Now that the compensatory picks have been assigned and the draft is looming larger, here’s a quick rundown of where the Patriots stand when it comes to draft value at this point on the calendar:
1st round (32nd overall)
2nd round (64th overall)
3rd round (96th overall)
3rd round (97th overall — compensatory)
4th round (101st overall — part of 2014 trade with Tampa Bay for Logan Mankins)
4th round (131st overall)
6th round (178th overall — part of 2014 trade with Tampa Bay for Jonathan Casillas)
7th round (219th overall — part of 2014 trade with Tennessee for Akeem Ayers)
7th round (253rd overall — compensatory)
The Patriots have dealt away three of their picks to this point: a fifth-rounder to the Bucs as part of the Casillas deal, a sixth-rounder to the Titans in the Ayers deal, and a seventh-rounder to the Rams as part of a 2012 deal for wide receiver Greg Salas.
|NFL mock draft roundup, version 2.0: More national pundits putting stock in idea of Pats picking Iowa’s Carl Davis at No. 32||03.26.15 at 8:00 am ET|
Here’s the second edition of our mock draft roundup, taking a look at some of the opinions the national pundits have when it comes to whom the Patriots will target with the 32nd overall pick.

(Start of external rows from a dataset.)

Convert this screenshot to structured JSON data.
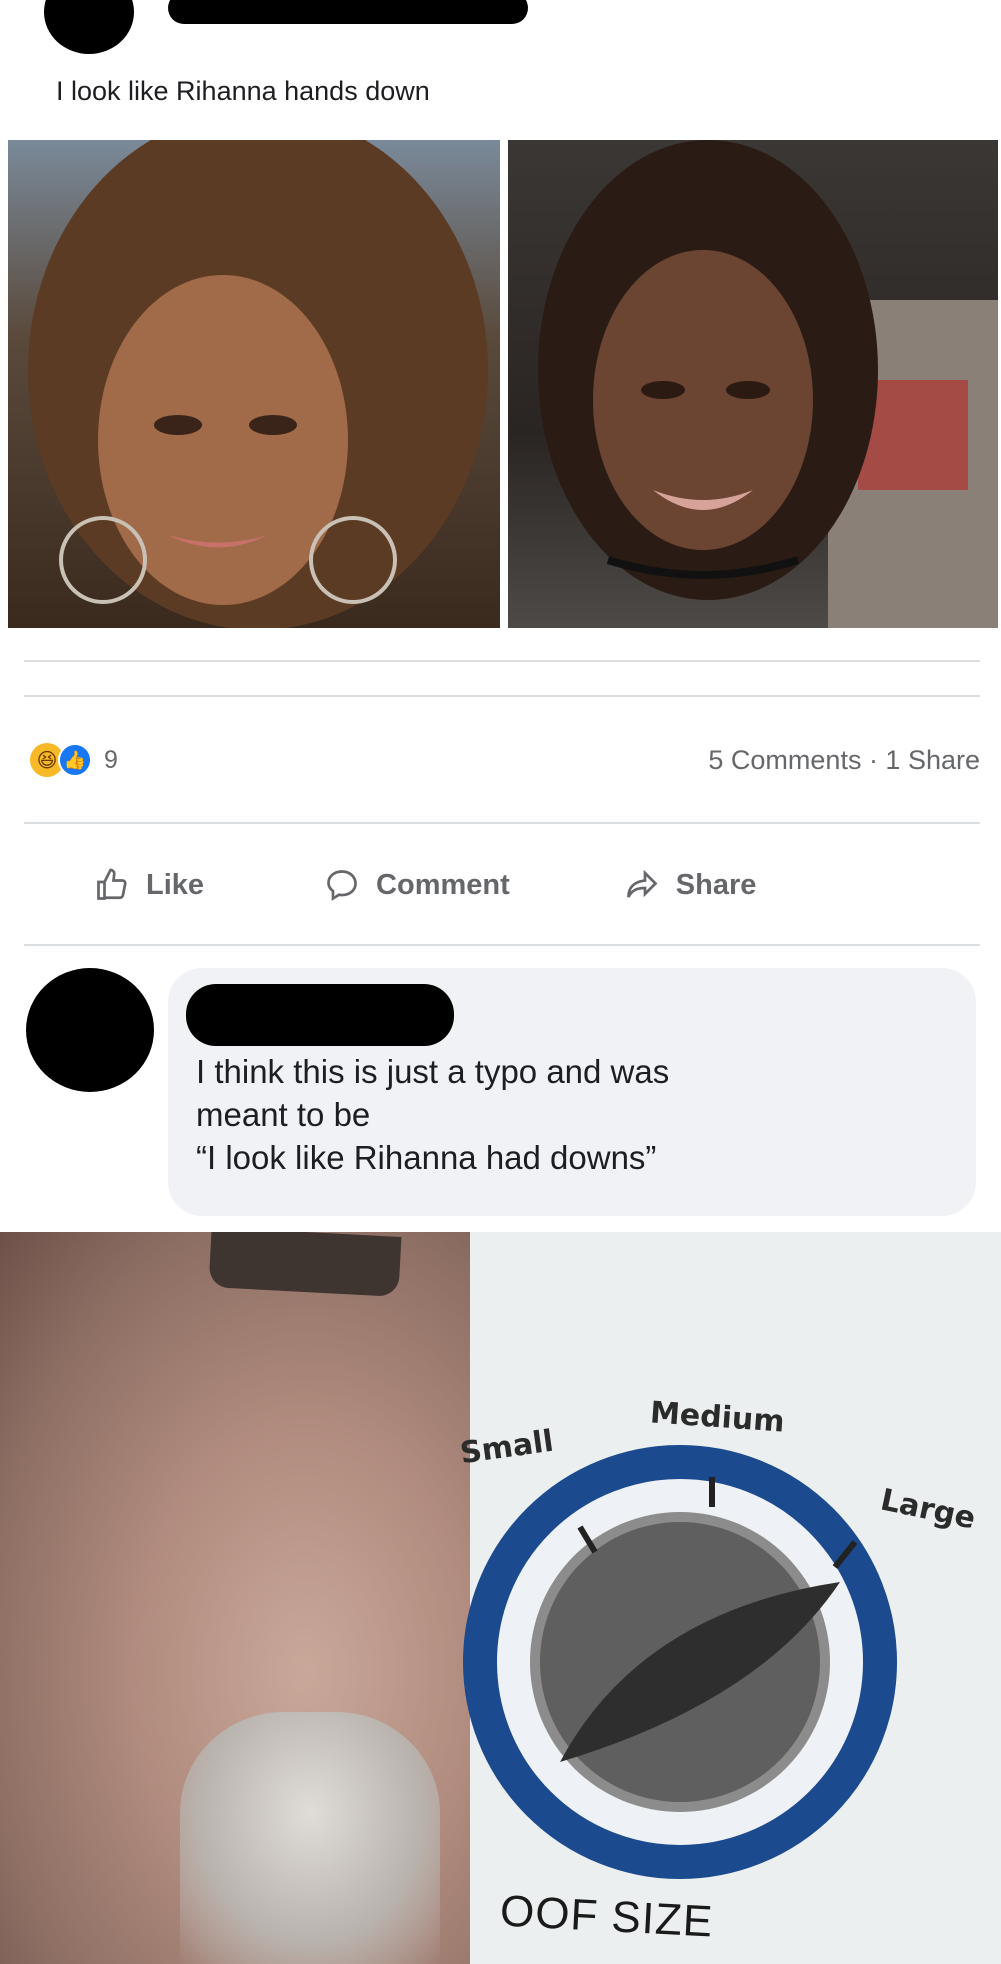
{
  "post": {
    "caption": "I look like Rihanna hands down",
    "photos": [
      {
        "name": "photo-left"
      },
      {
        "name": "photo-right"
      }
    ]
  },
  "reactions": {
    "count": "9",
    "comments_shares": "5 Comments · 1 Share"
  },
  "actions": {
    "like_label": "Like",
    "comment_label": "Comment",
    "share_label": "Share"
  },
  "comment": {
    "text": "I think this is just a typo and was\nmeant to be\n“I look like Rihanna had downs”"
  },
  "meme": {
    "dial_labels": {
      "small": "Small",
      "medium": "Medium",
      "large": "Large"
    },
    "caption": "OOF SIZE"
  },
  "colors": {
    "link_blue": "#1877f2",
    "haha_yellow": "#f7b928",
    "dial_blue": "#1b4a8f",
    "muted_text": "#65676b"
  }
}
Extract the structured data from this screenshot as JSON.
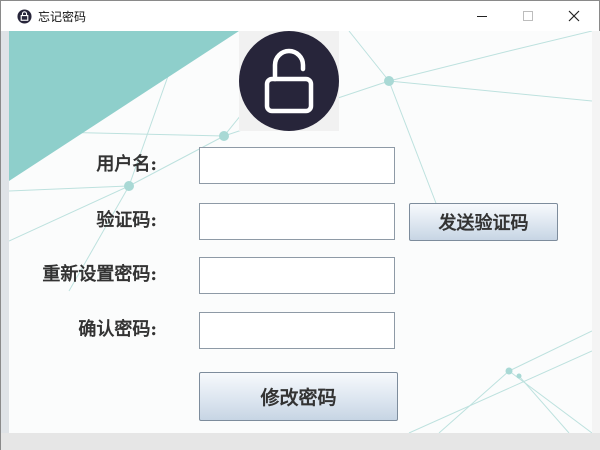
{
  "window": {
    "title": "忘记密码",
    "app_icon": "lock-app-icon",
    "controls": [
      "minimize-icon",
      "maximize-icon",
      "close-icon"
    ]
  },
  "header_icon": "unlocked-padlock-icon",
  "form": {
    "username": {
      "label": "用户名:",
      "value": ""
    },
    "code": {
      "label": "验证码:",
      "value": ""
    },
    "new_password": {
      "label": "重新设置密码:",
      "value": ""
    },
    "confirm_password": {
      "label": "确认密码:",
      "value": ""
    }
  },
  "buttons": {
    "send_code": "发送验证码",
    "submit": "修改密码"
  },
  "colors": {
    "accent_triangle": "#8ecfcb",
    "button_gradient_top": "#f7f9fc",
    "button_gradient_bottom": "#c7d5e4",
    "icon_circle": "#27253a"
  }
}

When stacked against our first one (where no one really stood out), now, there seems to be a belief among some that Iowa defensive lineman Carl Davis could be a potential focus for the Patriots.
NFL Network’s Daniel Jeremiah –nose tackle Jordan Phillips, Oklahoma
NFL Network’s Charley Casserly — running back T.J. Yeldon, Alabama
NFL Network’s Brian Baldinger — wide receiver Jaelen Strong, Arizona State
NFL Network’s Charles Davis — wide receiver Breshad Perriman, Central Florida
NFL.com’s Lance Zierlein — wide receiver Breshad Perriman, Central Florida
NFL.com’s Bucky Brooks — cornerback Byron Jones, Connecticut
ESPN’s Mel Kiper — defensive tackle Carl Davis, Iowa (subscription only)
ESPN’s Todd McShay — defensive tackle Carl Davis, Iowa (subscription only)
CBS Sports’ Rob Rang — defensive tackle Eddie Goldman, Florida State
CBS Sports’ Dane Brugler — cornerback Ronald Darby, Florida State
CBS Sports’ Pete Prisco — defensive tackle Carl Davis, Iowa
SB Nation’s Dan Kadar — guard A.J. Cann, South Carolina